--- DATASET Enclosed Below ---

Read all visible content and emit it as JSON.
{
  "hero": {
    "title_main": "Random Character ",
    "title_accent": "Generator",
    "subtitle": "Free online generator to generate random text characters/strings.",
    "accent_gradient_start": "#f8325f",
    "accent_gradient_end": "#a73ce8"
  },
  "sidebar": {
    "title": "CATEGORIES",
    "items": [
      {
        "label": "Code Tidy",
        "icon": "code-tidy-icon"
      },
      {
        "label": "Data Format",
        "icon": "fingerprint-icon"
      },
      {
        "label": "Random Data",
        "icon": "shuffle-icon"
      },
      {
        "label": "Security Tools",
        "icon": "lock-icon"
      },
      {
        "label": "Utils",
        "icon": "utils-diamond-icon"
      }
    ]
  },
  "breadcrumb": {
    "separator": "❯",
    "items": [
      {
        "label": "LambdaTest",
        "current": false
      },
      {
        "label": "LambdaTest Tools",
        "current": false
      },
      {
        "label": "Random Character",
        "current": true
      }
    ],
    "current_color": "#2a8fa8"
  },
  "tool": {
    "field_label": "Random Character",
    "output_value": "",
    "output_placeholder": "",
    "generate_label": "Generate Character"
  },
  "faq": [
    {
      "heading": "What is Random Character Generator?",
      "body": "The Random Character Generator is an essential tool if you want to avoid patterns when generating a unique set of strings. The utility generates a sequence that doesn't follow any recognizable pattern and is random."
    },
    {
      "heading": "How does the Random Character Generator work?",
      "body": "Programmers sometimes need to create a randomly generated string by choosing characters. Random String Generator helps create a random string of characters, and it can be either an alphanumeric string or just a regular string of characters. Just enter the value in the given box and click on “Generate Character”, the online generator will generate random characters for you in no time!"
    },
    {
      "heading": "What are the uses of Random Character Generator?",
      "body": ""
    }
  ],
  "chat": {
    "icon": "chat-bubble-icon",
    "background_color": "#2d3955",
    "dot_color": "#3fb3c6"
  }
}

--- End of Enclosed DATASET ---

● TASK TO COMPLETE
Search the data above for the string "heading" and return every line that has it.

● SOLUTION TO THIS TASK
      "heading": "What is Random Character Generator?",
      "heading": "How does the Random Character Generator work?",
      "heading": "What are the uses of Random Character Generator?",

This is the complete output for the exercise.